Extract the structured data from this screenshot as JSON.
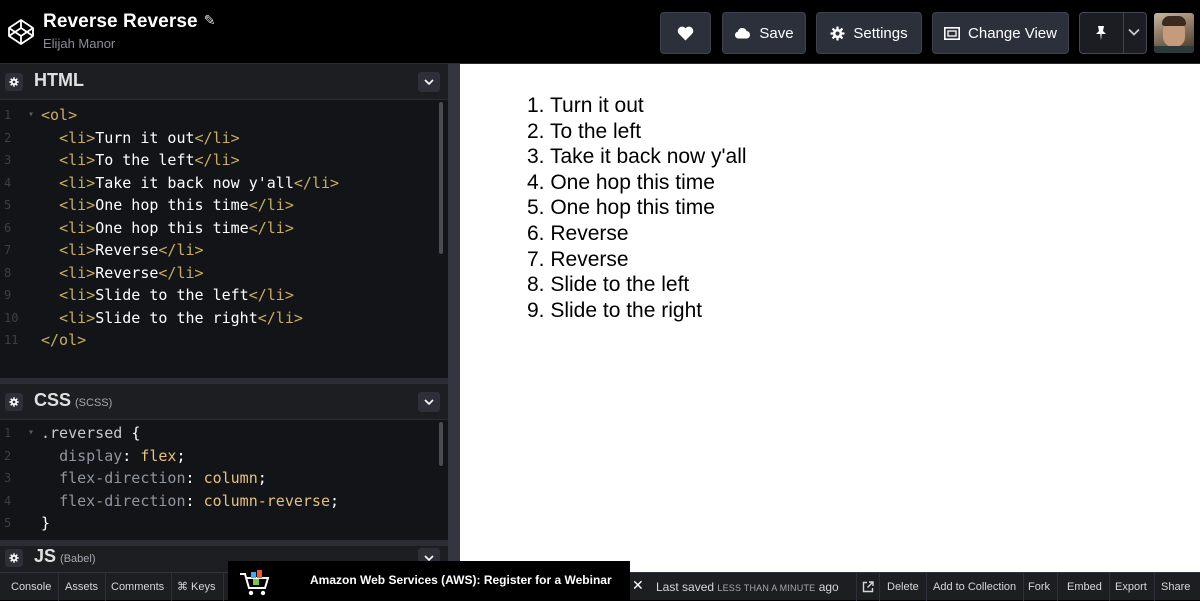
{
  "header": {
    "title": "Reverse Reverse",
    "author": "Elijah Manor",
    "buttons": {
      "save": "Save",
      "settings": "Settings",
      "change_view": "Change View"
    }
  },
  "panes": {
    "html": {
      "title": "HTML"
    },
    "css": {
      "title": "CSS",
      "subtitle": "(SCSS)"
    },
    "js": {
      "title": "JS",
      "subtitle": "(Babel)"
    }
  },
  "html_code": {
    "line_numbers": [
      "1",
      "2",
      "3",
      "4",
      "5",
      "6",
      "7",
      "8",
      "9",
      "10",
      "11"
    ],
    "open_tag": "<ol>",
    "close_tag": "</ol>",
    "li_open": "<li>",
    "li_close": "</li>",
    "items": [
      "Turn it out",
      "To the left",
      "Take it back now y'all",
      "One hop this time",
      "One hop this time",
      "Reverse",
      "Reverse",
      "Slide to the left",
      "Slide to the right"
    ]
  },
  "css_code": {
    "line_numbers": [
      "1",
      "2",
      "3",
      "4",
      "5"
    ],
    "selector": ".reversed",
    "open_brace": "{",
    "close_brace": "}",
    "declarations": [
      {
        "prop": "display",
        "value": "flex"
      },
      {
        "prop": "flex-direction",
        "value": "column"
      },
      {
        "prop": "flex-direction",
        "value": "column-reverse"
      }
    ]
  },
  "preview": {
    "items": [
      "1. Turn it out",
      "2. To the left",
      "3. Take it back now y'all",
      "4. One hop this time",
      "5. One hop this time",
      "6. Reverse",
      "7. Reverse",
      "8. Slide to the left",
      "9. Slide to the right"
    ]
  },
  "footer": {
    "console": "Console",
    "assets": "Assets",
    "comments": "Comments",
    "keys": "⌘ Keys",
    "ad_text": "Amazon Web Services (AWS): Register for a Webinar",
    "close": "✕",
    "last_saved_prefix": "Last saved",
    "last_saved_time": "LESS THAN A MINUTE",
    "last_saved_suffix": "ago",
    "delete": "Delete",
    "add_to_collection": "Add to Collection",
    "fork": "Fork",
    "embed": "Embed",
    "export": "Export",
    "share": "Share"
  },
  "colors": {
    "editor_bg": "#131417",
    "chrome_bg": "#1d1e22",
    "tag": "#c9ae5f",
    "value": "#e5c07b"
  }
}
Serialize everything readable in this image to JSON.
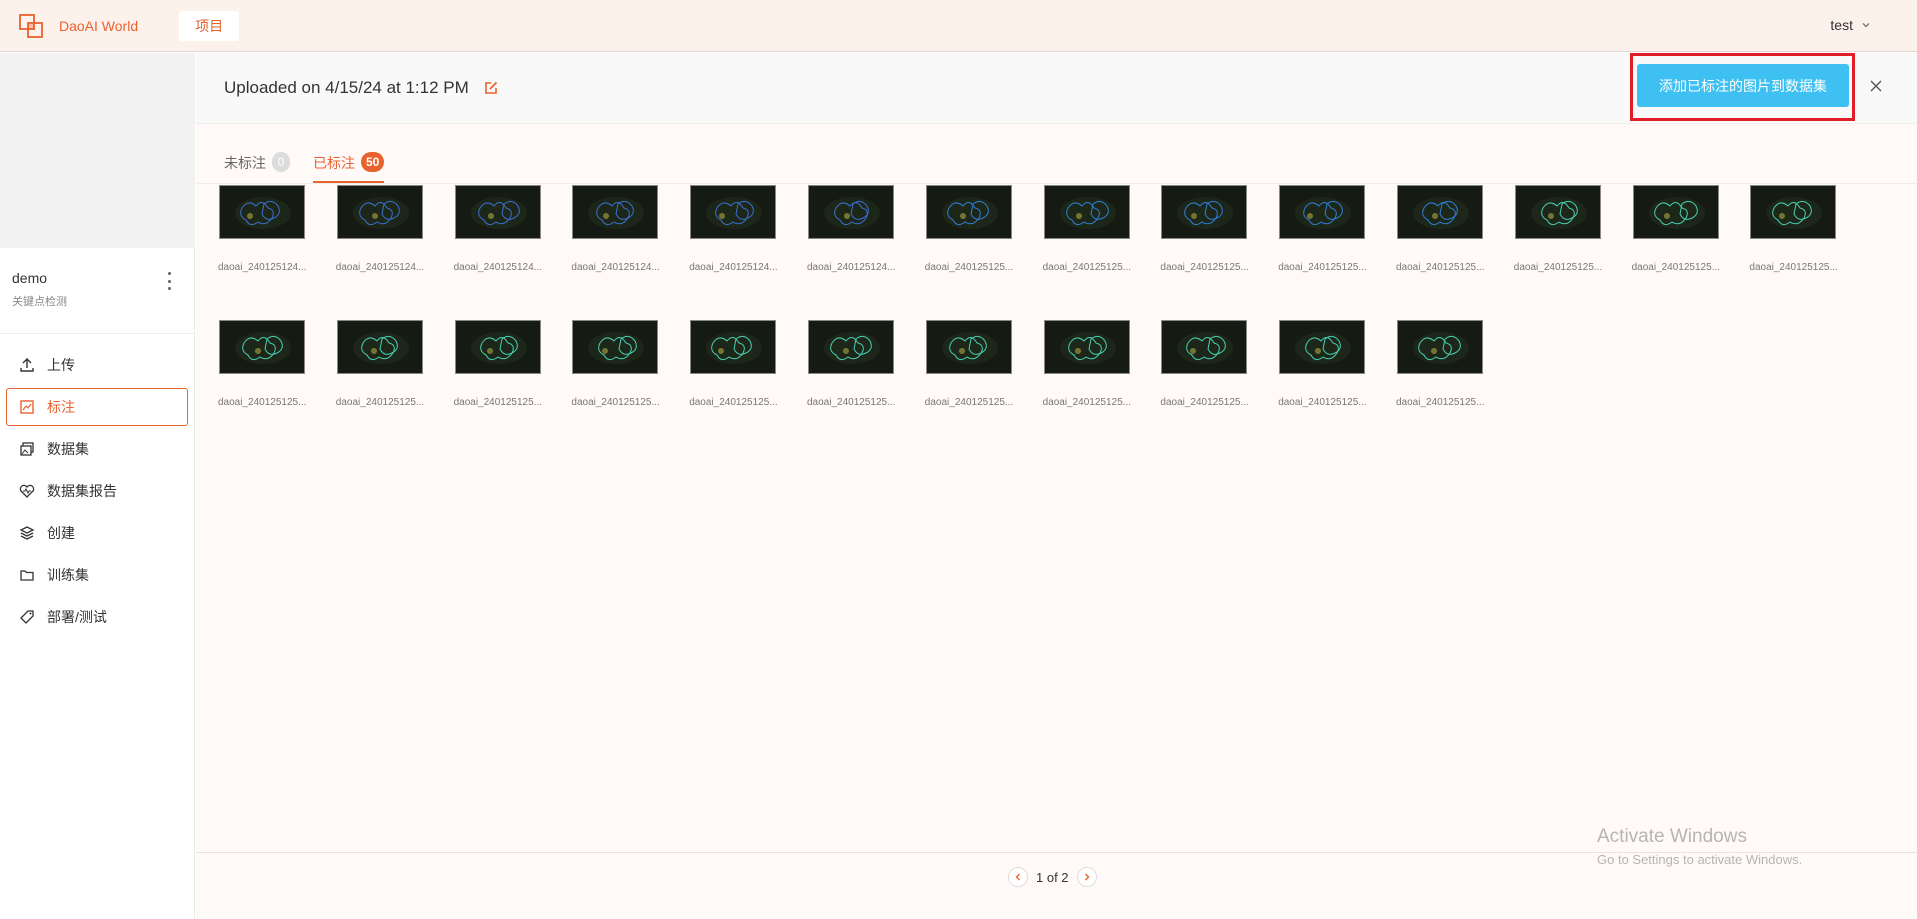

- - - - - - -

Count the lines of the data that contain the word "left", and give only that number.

4